Bonus boosts collateral rolls. So strength increases the damage die the character uses. Constitution increases the hit die used by the character. Dexterity increases the ability to avoid being hit. Intelligence increases the number of Expertises (skills) you begin the game with. Willpower increases the spell point die, and Charisma affects the number of faithful hirelings you can have and their loyalty.

Direct tests of attributes are a straight d20 or d30 (or even d100) roll against the characteristic, with low being good. [By custom, using the same die you roll to hit with.]

Normal attributes ranges from 3-18. Player characters use 4d6/best 3 (with the option of a straight 4d6) for one attribute.

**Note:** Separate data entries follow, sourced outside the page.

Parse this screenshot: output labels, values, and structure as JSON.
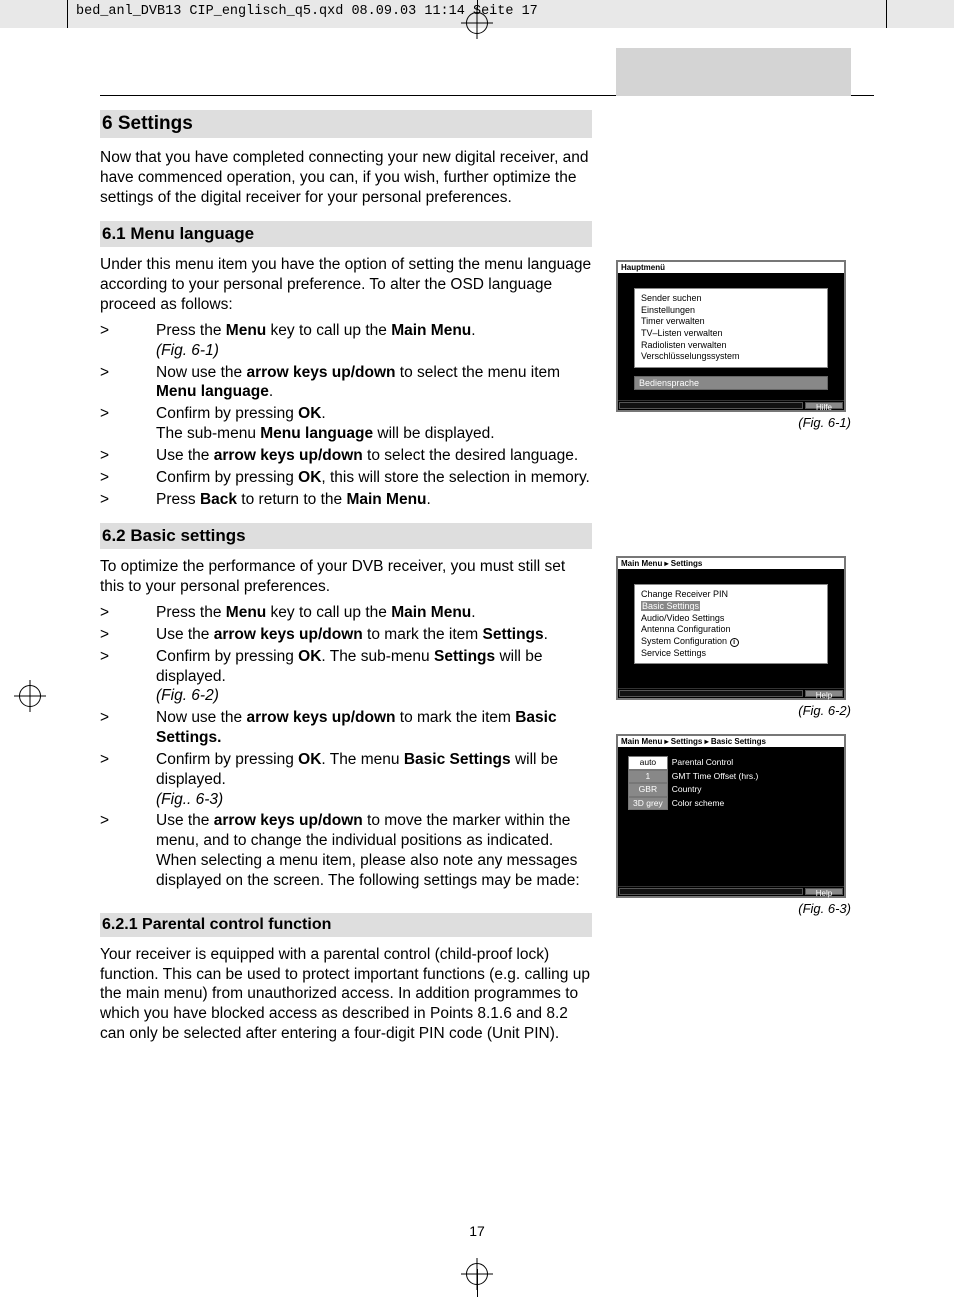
{
  "header_strip": "bed_anl_DVB13 CIP_englisch_q5.qxd  08.09.03  11:14  Seite 17",
  "page_number": "17",
  "section_title": "6 Settings",
  "section_intro": "Now that you have completed connecting your new digital receiver, and have commenced operation, you can, if you wish, further optimize the settings of the digital receiver for your personal preferences.",
  "sub1_title": "6.1 Menu language",
  "sub1_intro": "Under this menu item you have the option of setting the menu language according to your personal preference. To alter the OSD language proceed as follows:",
  "sub1_steps": [
    {
      "pre": "Press the  ",
      "b1": "Menu",
      "mid": " key to call up the  ",
      "b2": "Main Menu",
      "post": ". ",
      "tail_i": "(Fig. 6-1)"
    },
    {
      "pre": "Now use the ",
      "b1": "arrow keys up/down",
      "mid": " to select the menu item ",
      "b2": "Menu language",
      "post": "."
    },
    {
      "pre": "Confirm by pressing ",
      "b1": "OK",
      "mid": ".",
      "post_br": "The sub-menu ",
      "b2": "Menu language",
      "post": " will be displayed."
    },
    {
      "pre": "Use the ",
      "b1": "arrow keys up/down",
      "mid": " to select the desired language.",
      "post": ""
    },
    {
      "pre": "Confirm by pressing ",
      "b1": "OK",
      "mid": ", this will store the selection in memory.",
      "post": ""
    },
    {
      "pre": "Press ",
      "b1": "Back",
      "mid": " to return to the  ",
      "b2": "Main Menu",
      "post": "."
    }
  ],
  "sub2_title": "6.2 Basic settings",
  "sub2_intro": "To optimize the performance of your DVB receiver, you must still set this to your personal preferences.",
  "sub2_steps": [
    {
      "pre": "Press the ",
      "b1": "Menu",
      "mid": " key to call up the ",
      "b2": "Main Menu",
      "post": "."
    },
    {
      "pre": "Use the ",
      "b1": "arrow keys up/down",
      "mid": " to mark the item ",
      "b2": "Settings",
      "post": "."
    },
    {
      "pre": "Confirm by pressing ",
      "b1": "OK",
      "mid": ". The sub-menu ",
      "b2": "Settings",
      "post": " will be displayed. ",
      "tail_i": "(Fig. 6-2)"
    },
    {
      "pre": "Now use the ",
      "b1": "arrow keys up/down",
      "mid": " to mark the item ",
      "b2": "Basic Settings.",
      "post": ""
    },
    {
      "pre": "Confirm by pressing ",
      "b1": "OK",
      "mid": ". The menu ",
      "b2": "Basic Settings",
      "post": " will be displayed. ",
      "tail_i": "(Fig.. 6-3)"
    },
    {
      "pre": "Use the ",
      "b1": "arrow keys up/down",
      "mid": " to move the marker within the menu, and to change the individual positions as indicated. When selecting a menu item, please also note any messages displayed on the screen. The following settings may be made:",
      "post": ""
    }
  ],
  "sub3_title": "6.2.1 Parental control function",
  "sub3_body": "Your receiver is equipped with a parental control  (child-proof lock) function. This can be used to protect important functions (e.g. calling up the main menu) from unauthorized access. In addition programmes to which you have blocked access as described in Points  8.1.6 and 8.2 can only be selected after entering a four-digit PIN code (Unit PIN).",
  "fig1": {
    "title": "Hauptmenü",
    "items": [
      "Sender suchen",
      "Einstellungen",
      "Timer verwalten",
      "TV–Listen verwalten",
      "Radiolisten verwalten",
      "Verschlüsselungssystem"
    ],
    "detached": "Bediensprache",
    "help": "Hilfe",
    "caption": "(Fig. 6-1)"
  },
  "fig2": {
    "title": "Main Menu ▸ Settings",
    "items": [
      "Change Receiver PIN",
      "Basic Settings",
      "Audio/Video Settings",
      "Antenna Configuration",
      "System Configuration",
      "Service Settings"
    ],
    "selected_index": 1,
    "info_index": 4,
    "help": "Help",
    "caption": "(Fig. 6-2)"
  },
  "fig3": {
    "title": "Main Menu ▸ Settings ▸ Basic Settings",
    "rows": [
      {
        "v": "auto",
        "l": "Parental Control",
        "inv": false
      },
      {
        "v": "1",
        "l": "GMT Time Offset (hrs.)",
        "inv": true
      },
      {
        "v": "GBR",
        "l": "Country",
        "inv": true
      },
      {
        "v": "3D grey",
        "l": "Color scheme",
        "inv": true
      }
    ],
    "help": "Help",
    "caption": "(Fig. 6-3)"
  }
}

Bonus is +1 for every full 3 points above 12 (and -1 for every 3 full points below 9). A characteristic above 18 is considered exceptional and notable. A characteristic of 25 is considered the pinnacle of human development. Anything above that is superhuman. As characters increase in level their attributes increase. Every odd level a random prime requisite goes up by 1. Every even level a random non-prime requisite increases. So the basic classes increase in attributes fastest.

Ian and I were writing about attributes at about the same time and his thoughts certainly helped shape my own, and I noted the influence, albeit without mentioning him by name. An oversight I am correcting here. 


Exquisite Corpse Dungeon

I prefer posting on G+ to blogging unless I am doing a big info-dump I want to easily reference later.

I have already shared this over on G+ with comment, so I am leaving this here as a placeholder in time, if nothing else.


Recent Silliness

Spurred on by a recent discussions over at G+, I quickly knocked this out, putting a stylized image of Norman Fell, who played Mr Roper on Three's Company, on the illustration of a Roper from the AD&D 1st edition Monster Manual.

That discussion eventually led to a comment regarding Mr Roper keeping an eye on Jack Trapper, who in the show, was actually Jack Tripper, played by John Ritter. So here, using similar techniques, I stylized and applied an image of John Ritter to the illustration of the Trapper from the same tome as above.

This is certainly nothing to brag about, it took longer to find the right images than to put them together, and it's far from art... but it was a silly diversion, most of my other projects are not ready and/or able to be shared yet, and I haven't posted in a while.


Dave's Mapper

Well, my first set of tiles has finally been accepted and uploaded to Dave's Mapper, and I feel as giddy as a school-kid. This first batch only contained Cavern Tiles, but I have a variety of dungeon and city tiles I intend to ink and upload soon.


Epic Sword

This is a beautiful sword. I won't be talking about the actual item and its history, which can be found here. Instead, I want to talk about what it made me think of:

The pocking and nicks of the blade are not the function of age and corrosion, but the nature of the thing. It's aged appearance belies its strength, and that seemingly blunt and eroded blade is actually a keen carver of both flesh and armor alike, forever sharp, while the erratic serrations of the edge allow it to hew into almost any material.

A warrior wielding such a blade my be thought at first quixotic, but as the weapon reveals its uncanny trait for bifurcating most anything it's plied against, either or both the sword and its wielder will come to command respect.

Or perhaps the corroded appearance is also an indication of secondary properties, and the weapon actually has a corrosive or acidic effect upon that which it comes in contact, and the only safe housing for it is an enchanted sheath....